Verbatim copy without images: repeat the records in full.
### THE DATA
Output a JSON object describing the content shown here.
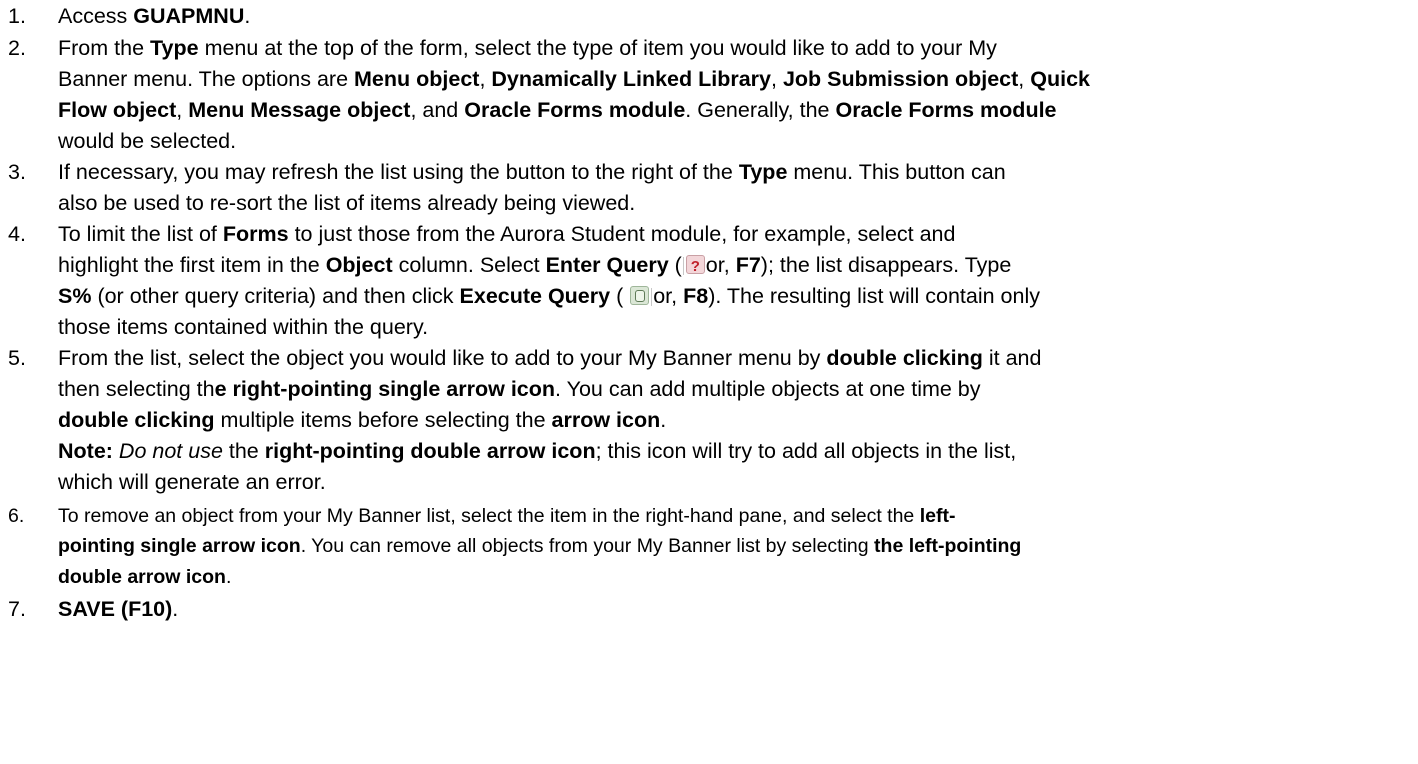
{
  "items": [
    {
      "num": "1.",
      "lines": [
        {
          "segs": [
            [
              "Access ",
              0
            ],
            [
              "GUAPMNU",
              1
            ],
            [
              ".",
              0
            ]
          ]
        }
      ]
    },
    {
      "num": "2.",
      "lines": [
        {
          "segs": [
            [
              "From the ",
              0
            ],
            [
              "Type",
              1
            ],
            [
              "  menu at the top of the form, select the type of item you would like to add to your My",
              0
            ]
          ]
        },
        {
          "segs": [
            [
              "Banner menu. The options are ",
              0
            ],
            [
              "Menu object",
              1
            ],
            [
              ", ",
              0
            ],
            [
              "Dynamically Linked Library",
              1
            ],
            [
              ", ",
              0
            ],
            [
              "Job Submission object",
              1
            ],
            [
              ", ",
              0
            ],
            [
              "Quick",
              1
            ]
          ]
        },
        {
          "segs": [
            [
              "Flow object",
              1
            ],
            [
              ", ",
              0
            ],
            [
              "Menu Message object",
              1
            ],
            [
              ", and ",
              0
            ],
            [
              "Oracle Forms module",
              1
            ],
            [
              ".  Generally, the ",
              0
            ],
            [
              "Oracle Forms module",
              1
            ]
          ]
        },
        {
          "segs": [
            [
              "would be selected.",
              0
            ]
          ]
        }
      ]
    },
    {
      "num": "3.",
      "lines": [
        {
          "segs": [
            [
              "If necessary, you may refresh the list using the button to the right of the ",
              0
            ],
            [
              "Type",
              1
            ],
            [
              " menu.  This button can",
              0
            ]
          ]
        },
        {
          "segs": [
            [
              "also be used to re-sort the list of items already being viewed.",
              0
            ]
          ]
        }
      ]
    },
    {
      "num": "4.",
      "lines": [
        {
          "segs": [
            [
              "To limit the list of ",
              0
            ],
            [
              "Forms",
              1
            ],
            [
              " to just those from the Aurora Student module, for example, select and",
              0
            ]
          ]
        },
        {
          "segs": [
            [
              "highlight the first item in the ",
              0
            ],
            [
              "Object",
              1
            ],
            [
              " column.  Select ",
              0
            ],
            [
              "Enter Query",
              1
            ],
            [
              " (",
              0
            ],
            [
              "enter-query-icon",
              4
            ],
            [
              "or, ",
              0
            ],
            [
              "F7",
              1
            ],
            [
              "); the list disappears.  Type",
              0
            ]
          ]
        },
        {
          "segs": [
            [
              "S%",
              1
            ],
            [
              " (or other query criteria) and then click ",
              0
            ],
            [
              "Execute Query",
              1
            ],
            [
              " ( ",
              0
            ],
            [
              "execute-query-icon",
              5
            ],
            [
              "or, ",
              0
            ],
            [
              "F8",
              1
            ],
            [
              ").  The resulting list will contain only",
              0
            ]
          ]
        },
        {
          "segs": [
            [
              "those items contained within the query.",
              0
            ]
          ]
        }
      ]
    },
    {
      "num": "5.",
      "lines": [
        {
          "segs": [
            [
              "From the list, select the object you would like to add to your My Banner menu by ",
              0
            ],
            [
              "double clicking",
              1
            ],
            [
              " it and",
              0
            ]
          ]
        },
        {
          "segs": [
            [
              "then selecting th",
              0
            ],
            [
              "e right-pointing single arrow icon",
              1
            ],
            [
              ".  You can add multiple objects at one time by",
              0
            ]
          ]
        },
        {
          "segs": [
            [
              "double clicking",
              1
            ],
            [
              " multiple items before selecting the ",
              0
            ],
            [
              "arrow icon",
              1
            ],
            [
              ".",
              0
            ]
          ]
        },
        {
          "segs": [
            [
              "Note:",
              1
            ],
            [
              " ",
              0
            ],
            [
              "Do not use",
              2
            ],
            [
              " the ",
              0
            ],
            [
              "right-pointing double arrow icon",
              1
            ],
            [
              "; this icon will try to add all objects in the list,",
              0
            ]
          ]
        },
        {
          "segs": [
            [
              "which will generate an error.",
              0
            ]
          ]
        }
      ]
    },
    {
      "num": "6.",
      "small": true,
      "lines": [
        {
          "segs": [
            [
              "To remove an object from your My Banner list, select the item in the right-hand pane, and select the ",
              0
            ],
            [
              "left-",
              1
            ]
          ]
        },
        {
          "segs": [
            [
              "pointing single arrow icon",
              1
            ],
            [
              ". You can remove all objects from your My Banner list by selecting ",
              0
            ],
            [
              "the left-pointing",
              1
            ]
          ]
        },
        {
          "segs": [
            [
              "double arrow icon",
              1
            ],
            [
              ".",
              0
            ]
          ]
        }
      ]
    },
    {
      "num": "7.",
      "lines": [
        {
          "segs": [
            [
              "SAVE (F10)",
              1
            ],
            [
              ".",
              0
            ]
          ]
        }
      ]
    }
  ]
}
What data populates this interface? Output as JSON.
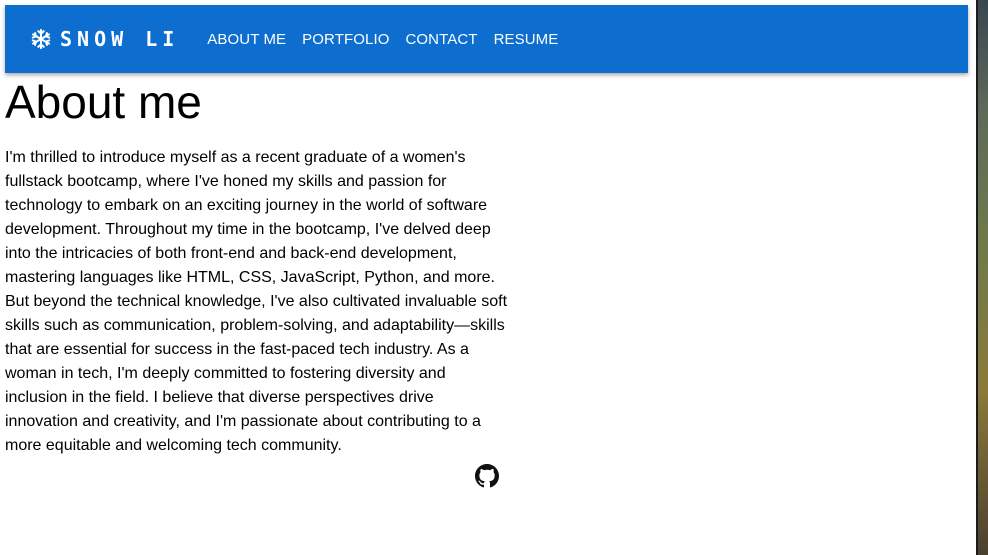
{
  "header": {
    "brand": "SNOW LI",
    "brand_icon": "snowflake-icon",
    "background_color": "#0d6ecf",
    "nav": [
      {
        "label": "ABOUT ME"
      },
      {
        "label": "PORTFOLIO"
      },
      {
        "label": "CONTACT"
      },
      {
        "label": "RESUME"
      }
    ]
  },
  "main": {
    "title": "About me",
    "bio": "I'm thrilled to introduce myself as a recent graduate of a women's fullstack bootcamp, where I've honed my skills and passion for technology to embark on an exciting journey in the world of software development. Throughout my time in the bootcamp, I've delved deep into the intricacies of both front-end and back-end development, mastering languages like HTML, CSS, JavaScript, Python, and more. But beyond the technical knowledge, I've also cultivated invaluable soft skills such as communication, problem-solving, and adaptability—skills that are essential for success in the fast-paced tech industry. As a woman in tech, I'm deeply committed to fostering diversity and inclusion in the field. I believe that diverse perspectives drive innovation and creativity, and I'm passionate about contributing to a more equitable and welcoming tech community.",
    "social_icon": "github-icon"
  }
}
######
_RESULT_
Output a JSON object describing the content shown here.
{
  "items": [
    {
      "num": "1.",
      "lines": [
        {
          "segs": [
            [
              "Access ",
              0
            ],
            [
              "GUAPMNU",
              1
            ],
            [
              ".",
              0
            ]
          ]
        }
      ]
    },
    {
      "num": "2.",
      "lines": [
        {
          "segs": [
            [
              "From the ",
              0
            ],
            [
              "Type",
              1
            ],
            [
              "  menu at the top of the form, select the type of item you would like to add to your My",
              0
            ]
          ]
        },
        {
          "segs": [
            [
              "Banner menu. The options are ",
              0
            ],
            [
              "Menu object",
              1
            ],
            [
              ", ",
              0
            ],
            [
              "Dynamically Linked Library",
              1
            ],
            [
              ", ",
              0
            ],
            [
              "Job Submission object",
              1
            ],
            [
              ", ",
              0
            ],
            [
              "Quick",
              1
            ]
          ]
        },
        {
          "segs": [
            [
              "Flow object",
              1
            ],
            [
              ", ",
              0
            ],
            [
              "Menu Message object",
              1
            ],
            [
              ", and ",
              0
            ],
            [
              "Oracle Forms module",
              1
            ],
            [
              ".  Generally, the ",
              0
            ],
            [
              "Oracle Forms module",
              1
            ]
          ]
        },
        {
          "segs": [
            [
              "would be selected.",
              0
            ]
          ]
        }
      ]
    },
    {
      "num": "3.",
      "lines": [
        {
          "segs": [
            [
              "If necessary, you may refresh the list using the button to the right of the ",
              0
            ],
            [
              "Type",
              1
            ],
            [
              " menu.  This button can",
              0
            ]
          ]
        },
        {
          "segs": [
            [
              "also be used to re-sort the list of items already being viewed.",
              0
            ]
          ]
        }
      ]
    },
    {
      "num": "4.",
      "lines": [
        {
          "segs": [
            [
              "To limit the list of ",
              0
            ],
            [
              "Forms",
              1
            ],
            [
              " to just those from the Aurora Student module, for example, select and",
              0
            ]
          ]
        },
        {
          "segs": [
            [
              "highlight the first item in the ",
              0
            ],
            [
              "Object",
              1
            ],
            [
              " column.  Select ",
              0
            ],
            [
              "Enter Query",
              1
            ],
            [
              " (",
              0
            ],
            [
              "enter-query-icon",
              4
            ],
            [
              "or, ",
              0
            ],
            [
              "F7",
              1
            ],
            [
              "); the list disappears.  Type",
              0
            ]
          ]
        },
        {
          "segs": [
            [
              "S%",
              1
            ],
            [
              " (or other query criteria) and then click ",
              0
            ],
            [
              "Execute Query",
              1
            ],
            [
              " ( ",
              0
            ],
            [
              "execute-query-icon",
              5
            ],
            [
              "or, ",
              0
            ],
            [
              "F8",
              1
            ],
            [
              ").  The resulting list will contain only",
              0
            ]
          ]
        },
        {
          "segs": [
            [
              "those items contained within the query.",
              0
            ]
          ]
        }
      ]
    },
    {
      "num": "5.",
      "lines": [
        {
          "segs": [
            [
              "From the list, select the object you would like to add to your My Banner menu by ",
              0
            ],
            [
              "double clicking",
              1
            ],
            [
              " it and",
              0
            ]
          ]
        },
        {
          "segs": [
            [
              "then selecting th",
              0
            ],
            [
              "e right-pointing single arrow icon",
              1
            ],
            [
              ".  You can add multiple objects at one time by",
              0
            ]
          ]
        },
        {
          "segs": [
            [
              "double clicking",
              1
            ],
            [
              " multiple items before selecting the ",
              0
            ],
            [
              "arrow icon",
              1
            ],
            [
              ".",
              0
            ]
          ]
        },
        {
          "segs": [
            [
              "Note:",
              1
            ],
            [
              " ",
              0
            ],
            [
              "Do not use",
              2
            ],
            [
              " the ",
              0
            ],
            [
              "right-pointing double arrow icon",
              1
            ],
            [
              "; this icon will try to add all objects in the list,",
              0
            ]
          ]
        },
        {
          "segs": [
            [
              "which will generate an error.",
              0
            ]
          ]
        }
      ]
    },
    {
      "num": "6.",
      "small": true,
      "lines": [
        {
          "segs": [
            [
              "To remove an object from your My Banner list, select the item in the right-hand pane, and select the ",
              0
            ],
            [
              "left-",
              1
            ]
          ]
        },
        {
          "segs": [
            [
              "pointing single arrow icon",
              1
            ],
            [
              ". You can remove all objects from your My Banner list by selecting ",
              0
            ],
            [
              "the left-pointing",
              1
            ]
          ]
        },
        {
          "segs": [
            [
              "double arrow icon",
              1
            ],
            [
              ".",
              0
            ]
          ]
        }
      ]
    },
    {
      "num": "7.",
      "lines": [
        {
          "segs": [
            [
              "SAVE (F10)",
              1
            ],
            [
              ".",
              0
            ]
          ]
        }
      ]
    }
  ]
}
What data populates this interface? Output as JSON.
{
  "header": {
    "brand": "SNOW LI",
    "brand_icon": "snowflake-icon",
    "background_color": "#0d6ecf",
    "nav": [
      {
        "label": "ABOUT ME"
      },
      {
        "label": "PORTFOLIO"
      },
      {
        "label": "CONTACT"
      },
      {
        "label": "RESUME"
      }
    ]
  },
  "main": {
    "title": "About me",
    "bio": "I'm thrilled to introduce myself as a recent graduate of a women's fullstack bootcamp, where I've honed my skills and passion for technology to embark on an exciting journey in the world of software development. Throughout my time in the bootcamp, I've delved deep into the intricacies of both front-end and back-end development, mastering languages like HTML, CSS, JavaScript, Python, and more. But beyond the technical knowledge, I've also cultivated invaluable soft skills such as communication, problem-solving, and adaptability—skills that are essential for success in the fast-paced tech industry. As a woman in tech, I'm deeply committed to fostering diversity and inclusion in the field. I believe that diverse perspectives drive innovation and creativity, and I'm passionate about contributing to a more equitable and welcoming tech community.",
    "social_icon": "github-icon"
  }
}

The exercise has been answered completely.